Friday, January 11, 2013

When you prepare the body, you also prepare the mind...

Lutherans tend to be rather antinomian when it comes to what you do to prepare for the Divine Service, what you wear to church, fasting, or the form of the Divine Service.  We don't like rules.  We especially don't like rules about external things.  So it jumped out at me when I read a comment on another blog in which an earnest Roman Catholic tied the preparations of the mind and body together.  What you do to prepare the body, also prepares the mind (and, can we add, the soul?).

The story chronicled the thoughts of a woman who was in a rush to dress for Mass when she came across a special outfit and then dismissed it in her mind, thinking "I'll save it for a special event."  The thought bothered her all the way to church and through the service until the next week she pulled out the "special" outfit and put it on to go to Mass.  This began an odyssey of transformation in which clothing was not merely tossed on in an effort to get out the door and get to the church on time but a reflection of an attitude that worship was a very special, even profound, event that deserved better dress.  The result of this was that she found herself also preparing her mind and heart for church in a way she had not done before.  It was an epiphany of sorts.  Casual dress and a casual attitude toward what took place in the Mass were parallels that, if they did not beget the other, fed the other.  The outcome of such casualness was that the Mass itself became, in the mind and heart, a less formal and more casual thing.  It was easy to criticize and nitpick and harder to concentrate upon or pay attention to...

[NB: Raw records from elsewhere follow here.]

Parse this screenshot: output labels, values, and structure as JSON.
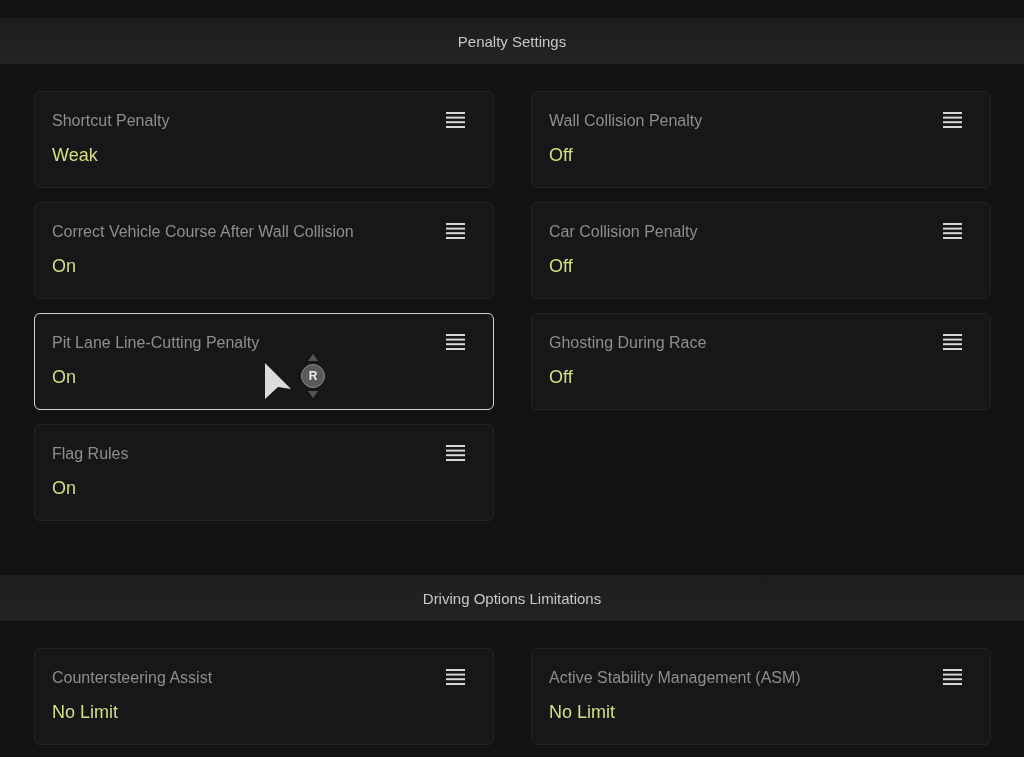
{
  "sections": [
    {
      "title": "Penalty Settings",
      "settings": [
        {
          "label": "Shortcut Penalty",
          "value": "Weak",
          "selected": false
        },
        {
          "label": "Wall Collision Penalty",
          "value": "Off",
          "selected": false
        },
        {
          "label": "Correct Vehicle Course After Wall Collision",
          "value": "On",
          "selected": false
        },
        {
          "label": "Car Collision Penalty",
          "value": "Off",
          "selected": false
        },
        {
          "label": "Pit Lane Line-Cutting Penalty",
          "value": "On",
          "selected": true
        },
        {
          "label": "Ghosting During Race",
          "value": "Off",
          "selected": false
        },
        {
          "label": "Flag Rules",
          "value": "On",
          "selected": false
        }
      ]
    },
    {
      "title": "Driving Options Limitations",
      "settings": [
        {
          "label": "Countersteering Assist",
          "value": "No Limit",
          "selected": false
        },
        {
          "label": "Active Stability Management (ASM)",
          "value": "No Limit",
          "selected": false
        }
      ]
    }
  ],
  "cursor": {
    "badge": "R"
  }
}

I have long said that the problem with casual dress at church is not the clothing itself (except for tee shirts that advertize beer or skimpy clothing that does not cover enough up).  It is not the clothing but the attitude.  We diminish the Divine Service and its precious gifts of grace with a casual attitude that fits a recreational activity but not the presence of God in the means of grace.

It is not the clothing that is the major issue -- it is the idea that nothing special is happening in church so I can dress down for the occasion.  Lutherans, with their antinomianism toward standards of dress, piety, and ritual, are more susceptible than we think to the kind of casual attitude of mind and heart that accompanies our rumpled duds,  Clothing is not the fix but the tie between the two is unmistakable.  Clothing is not the solution but it can be part of the problem.  Fixing the clothing can be good outward discipline that will help us come with the right attitude of the heart and mind.

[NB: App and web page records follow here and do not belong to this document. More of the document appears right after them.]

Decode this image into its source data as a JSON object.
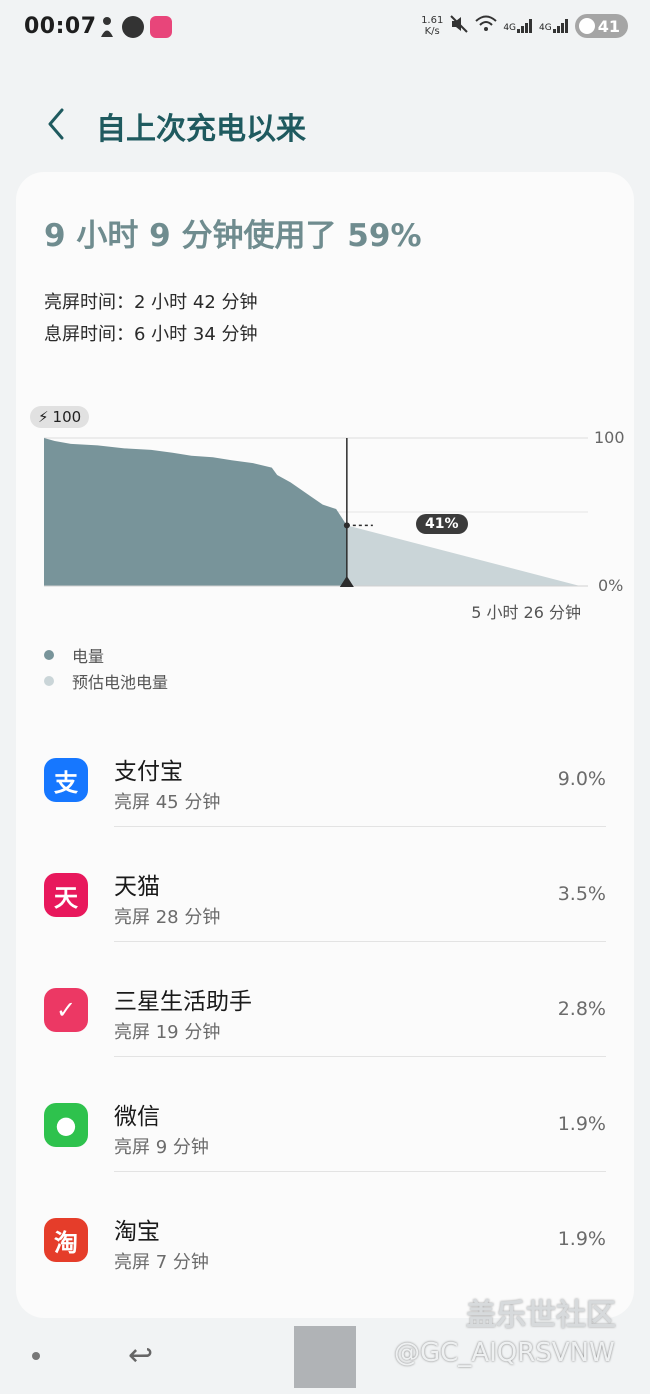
{
  "status_bar": {
    "time": "00:07",
    "net_speed_value": "1.61",
    "net_speed_unit": "K/s",
    "signal1": "4G",
    "signal2": "4G",
    "battery": "41"
  },
  "header": {
    "title": "自上次充电以来"
  },
  "summary": {
    "headline": "9 小时 9 分钟使用了 59%",
    "screen_on": "亮屏时间：2 小时 42 分钟",
    "screen_off": "息屏时间：6 小时 34 分钟"
  },
  "chart_data": {
    "type": "area",
    "start_label": "100",
    "y_top_label": "100",
    "y_bottom_label": "0%",
    "x_end_label": "5 小时 26 分钟",
    "current_label": "41%",
    "ylim": [
      0,
      100
    ],
    "series": [
      {
        "name": "电量",
        "points": [
          [
            0,
            100
          ],
          [
            4,
            98
          ],
          [
            10,
            96
          ],
          [
            20,
            95
          ],
          [
            30,
            93
          ],
          [
            40,
            92
          ],
          [
            48,
            90
          ],
          [
            55,
            88
          ],
          [
            63,
            87
          ],
          [
            70,
            85
          ],
          [
            78,
            83
          ],
          [
            85,
            80
          ],
          [
            87,
            75
          ],
          [
            92,
            70
          ],
          [
            100,
            60
          ],
          [
            104,
            55
          ],
          [
            109,
            52
          ],
          [
            113,
            41
          ]
        ]
      },
      {
        "name": "预估电池电量",
        "points": [
          [
            113,
            41
          ],
          [
            200,
            0
          ]
        ]
      }
    ],
    "colors": {
      "actual": "#78949a",
      "predicted": "#cad5d8"
    }
  },
  "legend": [
    {
      "label": "电量",
      "color": "#78949a"
    },
    {
      "label": "预估电池电量",
      "color": "#cad5d8"
    }
  ],
  "apps": [
    {
      "name": "支付宝",
      "usage": "亮屏 45 分钟",
      "percent": "9.0%",
      "icon": "alipay-icon",
      "icon_text": "支",
      "color": "#1677ff"
    },
    {
      "name": "天猫",
      "usage": "亮屏 28 分钟",
      "percent": "3.5%",
      "icon": "tmall-icon",
      "icon_text": "天",
      "color": "#e8185c"
    },
    {
      "name": "三星生活助手",
      "usage": "亮屏 19 分钟",
      "percent": "2.8%",
      "icon": "reminder-icon",
      "icon_text": "✓",
      "color": "#ec3864"
    },
    {
      "name": "微信",
      "usage": "亮屏 9 分钟",
      "percent": "1.9%",
      "icon": "wechat-icon",
      "icon_text": "●",
      "color": "#2ec24d"
    },
    {
      "name": "淘宝",
      "usage": "亮屏 7 分钟",
      "percent": "1.9%",
      "icon": "taobao-icon",
      "icon_text": "淘",
      "color": "#e53d2a"
    }
  ],
  "watermark": {
    "site": "盖乐世社区",
    "user": "@GC_AIQRSVNW"
  }
}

Who knows -- maybe we will find that fasting and prayer, review of the lessons for the day, and even the singing of a hymn or two may also be good for preparing the heart and mind... just like pulling out the good clothing we wear to special events can do.  I grew up with a clear idea of what church clothes meant.  I loved it as a child all decked out in a mini version of my father's suit, tie, overcoat, and fedora.  I rebelled against it as a teenager who did not think it cool.  But it did not take long for me to come back to the wisdom of it all.  Just in time to find that the world around me was beginning to think casual was good and formal was bad.  Heck, I guess I am always a day late and a dollar short and a brain cell down from full.  But it did my heart good to read this young mother and the transformation of her attitude toward the Mass and how her clothing choice for the Mass affected it all...  Maybe there is something there for us antinominan Lutherans, too!

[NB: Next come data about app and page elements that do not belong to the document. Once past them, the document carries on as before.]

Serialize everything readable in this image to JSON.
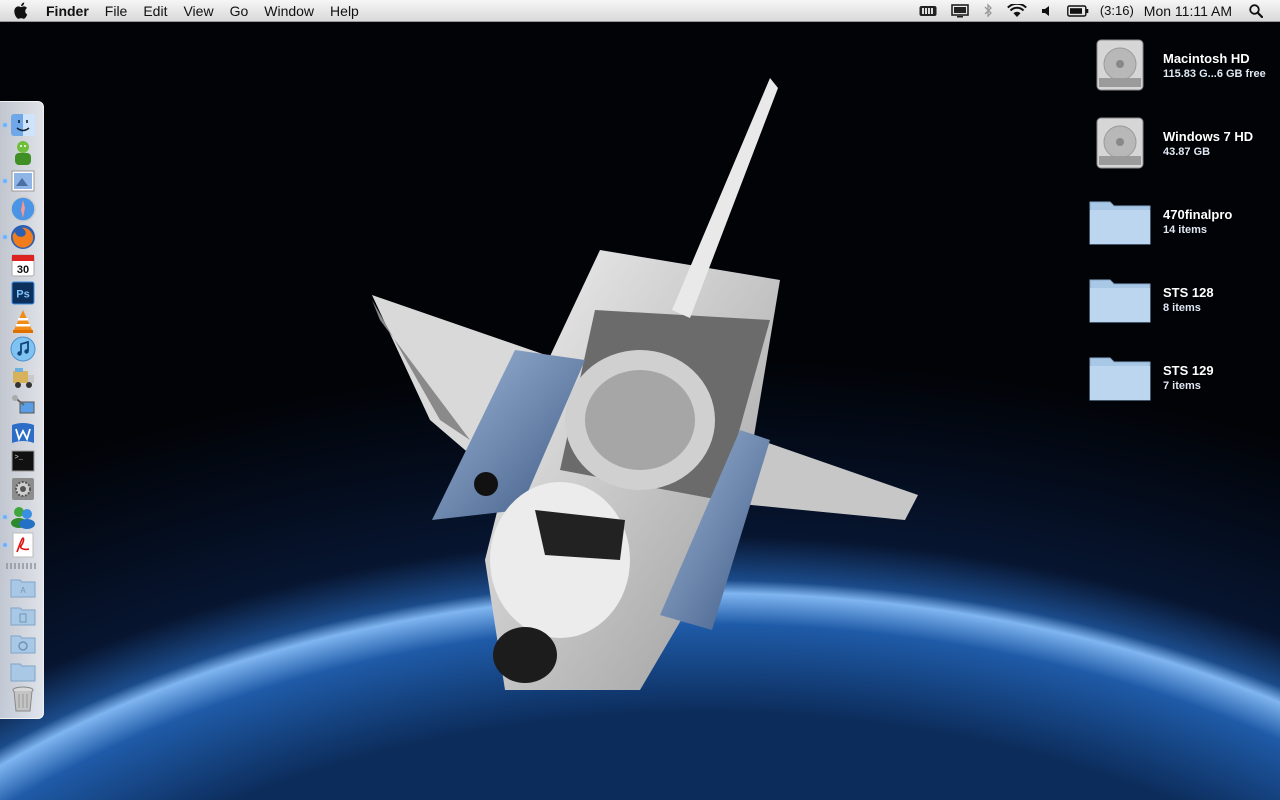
{
  "menubar": {
    "app_name": "Finder",
    "menus": [
      "File",
      "Edit",
      "View",
      "Go",
      "Window",
      "Help"
    ],
    "battery_time": "(3:16)",
    "clock": "Mon 11:11 AM"
  },
  "dock": {
    "items": [
      {
        "name": "finder",
        "running": true
      },
      {
        "name": "user-figure",
        "running": false
      },
      {
        "name": "preview",
        "running": true
      },
      {
        "name": "safari",
        "running": false
      },
      {
        "name": "firefox",
        "running": true
      },
      {
        "name": "ical",
        "running": false,
        "label": "30"
      },
      {
        "name": "photoshop",
        "running": false,
        "label": "Ps"
      },
      {
        "name": "vlc",
        "running": false
      },
      {
        "name": "itunes",
        "running": false
      },
      {
        "name": "transmit",
        "running": false
      },
      {
        "name": "network-utility",
        "running": false
      },
      {
        "name": "word",
        "running": false
      },
      {
        "name": "terminal",
        "running": false,
        "label": ">_"
      },
      {
        "name": "system-preferences",
        "running": false
      },
      {
        "name": "messenger",
        "running": true
      },
      {
        "name": "acrobat",
        "running": true
      }
    ],
    "stack_items": [
      "applications-folder",
      "documents-folder",
      "downloads-folder",
      "folder"
    ],
    "trash": "trash"
  },
  "desktop": {
    "items": [
      {
        "type": "drive",
        "name": "Macintosh HD",
        "info": "115.83 G...6 GB free"
      },
      {
        "type": "drive",
        "name": "Windows 7 HD",
        "info": "43.87 GB"
      },
      {
        "type": "folder",
        "name": "470finalpro",
        "info": "14 items"
      },
      {
        "type": "folder",
        "name": "STS 128",
        "info": "8 items"
      },
      {
        "type": "folder",
        "name": "STS 129",
        "info": "7 items"
      }
    ]
  },
  "colors": {
    "space": "#02040a",
    "earth_glow": "#3b82d6",
    "folder_blue": "#a9c8e6",
    "menubar": "#e8e8e8"
  }
}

1 comment:

Carl Vehse said...

I have long said that the problem with casual dress at church is not the clothing itself (except for tee shirts that advertize beer or skimpy clothing that does not cover enough up). It is not the clothing but the attitude.

You can say that again!!! It seems some people (particularly those who drive late model SUVs with trailer hitches for their boats, and clearly have financial means) come to church wearing whatever they tossed on the floor the night before, or something that hadn't been ironed (and looked it). I suspect they dress a lot nicer at their jobs. The only men wearing suits in church today seem to be those over 65.

Our usher team encourages its members to wear suits and ties; for some of our new ushers who are still in high school, it is their first suit! (I wonder if kids today would know how to use cufflinks.)

From photographs during the 1930s-40s, even male spectators at a baseball stadium wore suits and ties.